The poem’s longevity as a reference point for songs, parody, and satire is puzzling, since “Antigonish” has never been inducted into the official canon of poetry that should be studied in high school or even college. It was never widely anthologized; neither the poem nor the play where it originated, Psycho-ed, is currently in print from a legit publisher. Only a few fly-by-night operations offer “Antigonish” as a Kindle download or an audio CD.

One suspects that “Antigonish” would be mostly forgotten today if not for the way it keeps popping up in popular media: the 1975 TV show The Invisible Man, the 2003 film Identity, the Coen Brothers’ The Man Who Wasn’t There, Stephen King’s novel Dreamcatcher, and the Star Trek novel Q-Squared. The notion of an elusive, unseen figure seems particularly appealing to British murder mystery shows: “Antigonish” has been quoted in Midsomer Murders, Father Brown, A Touch of Frost, and Death in Paradise. Typically, these quotations include only the intriguing opening stanza.

At this point, the complete poem exists mostly on the Internet – disembodied, like a ghost. This makes it difficult to nail down the poem’s original text. The version published by Franklin P. Adams in New York World has not been archived online, and versions that are available sometimes use the lyrics from the 1939 sheet music, which were slightly altered. (The dead giveaway is when the text includes the word “slam!” in parentheses at the point where the song features a snare drum mimicking the sound of a slamming door.) The best we can do is provide the text as it appears on poem’s wiki page:

Yesterday, upon the stair,
I met a man who wasn’t there!
He wasn’t there again today,
I wish, I wish he’d go away!
When I came home last night at three,
The man was waiting there for me
But when I looked around the hall,
I couldn’t see him there at all!
Go away, go away, don’t you come back any more!
Go away, go away, and please don’t slam the door…
Last night I saw upon the stair,
A little man who wasn’t there
He wasn’t there again today
Oh, how I wish he’d go away….

“Antigonish” deserves its small but impressive cultural footprint – it’s like a little, half-forgotten gem that occasionally catches the eye with a glint of light from the darkness.
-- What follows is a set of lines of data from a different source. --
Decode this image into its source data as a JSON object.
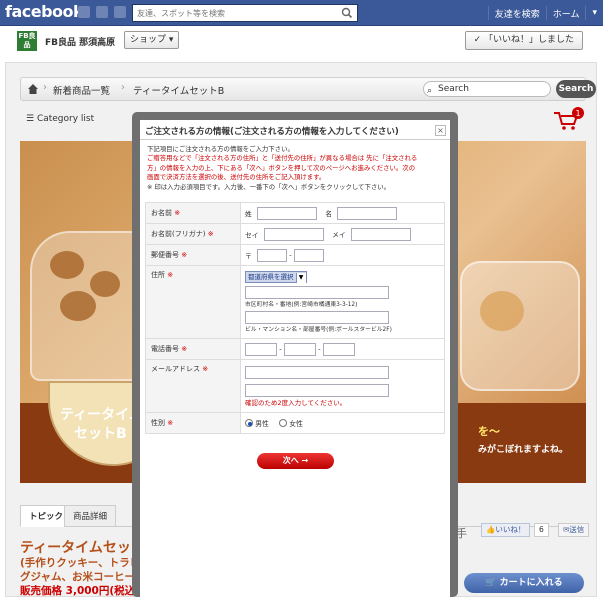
{
  "facebook": {
    "logo": "facebook",
    "search_placeholder": "友達、スポット等を検索",
    "find_friends": "友達を検索",
    "home": "ホーム"
  },
  "page_header": {
    "badge": "FB良品",
    "page_name": "FB良品 那須高原",
    "shop_label": "ショップ ▾",
    "like_label": "✓ 「いいね！」しました"
  },
  "store": {
    "breadcrumb": [
      "新着商品一覧",
      "ティータイムセットB"
    ],
    "search_placeholder": "Search",
    "search_button": "Search",
    "category_list": "Category list",
    "cart_count": "1",
    "hero": {
      "title_line1": "ティータイム",
      "title_line2": "セットB",
      "right_line1": "を～",
      "right_line2": "みがこぼれますよね。"
    },
    "tabs": [
      "トピック",
      "商品詳細"
    ],
    "like_small": "いいね！",
    "like_count": "6",
    "send": "送信",
    "hand_hint": "手",
    "product_title": "ティータイムセッ",
    "product_sub1": "(手作りクッキー、トラピス",
    "product_sub2": "グジャム、お米コーヒー",
    "product_price": "販売価格 3,000円(税込",
    "cart_button": "カートに入れる"
  },
  "modal": {
    "title": "ご注文される方の情報(ご注文される方の情報を入力してください)",
    "close": "×",
    "intro_line1": "下記項目にご注文される方の情報をご入力下さい。",
    "intro_line2": "ご贈答用などで「注文される方の住所」と「送付先の住所」が異なる場合は 先に「注文される",
    "intro_line3": "方」の情報を入力の上、下にある「次へ」ボタンを押して次のページへお進みください。次の",
    "intro_line4": "画面で決済方法を選択の後、送付先の住所をご記入頂けます。",
    "intro_line5": "※ 印は入力必須項目です。入力後、一番下の「次へ」ボタンをクリックして下さい。",
    "required_mark": "※",
    "fields": {
      "name_label": "お名前",
      "last_name": "姓",
      "first_name": "名",
      "kana_label": "お名前(フリガナ)",
      "kana_last": "セイ",
      "kana_first": "メイ",
      "zip_label": "郵便番号",
      "zip_mark": "〒",
      "zip_dash": "-",
      "address_label": "住所",
      "pref_select": "都道府県を選択",
      "city_note": "市区町村名・番地(例:宮崎市橘通東3-3-12)",
      "building_note": "ビル・マンション名・部屋番号(例:ボールスタービル2F)",
      "phone_label": "電話番号",
      "phone_dash": "-",
      "email_label": "メールアドレス",
      "email_confirm_note": "確認のため2度入力してください。",
      "gender_label": "性別",
      "male": "男性",
      "female": "女性"
    },
    "next_button": "次へ →"
  },
  "colors": {
    "facebook_blue": "#3b5998",
    "required_red": "#cc0000",
    "next_button": "#d80000",
    "product_title": "#b5501a"
  }
}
The original poem would make an interesting choice for a live reading during the Halloween season, and the Glenn Miller recording is worth a listen; if the recording’s dated style is not quite to your musical tastes, you might try out the electro-swing remix, which cleans up some of the old vinyl’s audio and boosts the tempo to a truly frantic pace.

Right now, it’s only a hazy dream, but someday we hope to produce our own musical setting of “Antigonish.” Maybe we will use the image below as the album cover. Cross your fingers, but don’t hold your breath.

Antigonish: The Man Who Wasn't There

Steve Biodrowski, Administrator

A graduate of USC film school, Steve Biodrowski has worked as a film critic, journalist, and editor at Movieline, Premiere, Le Cinephage, The Dark Side., Cinefantastique magazine, Fandom.com, and Cinescape Online. He is currently Managing Editor of Cinefantastique Online and owner-operator of Hollywood Gothique.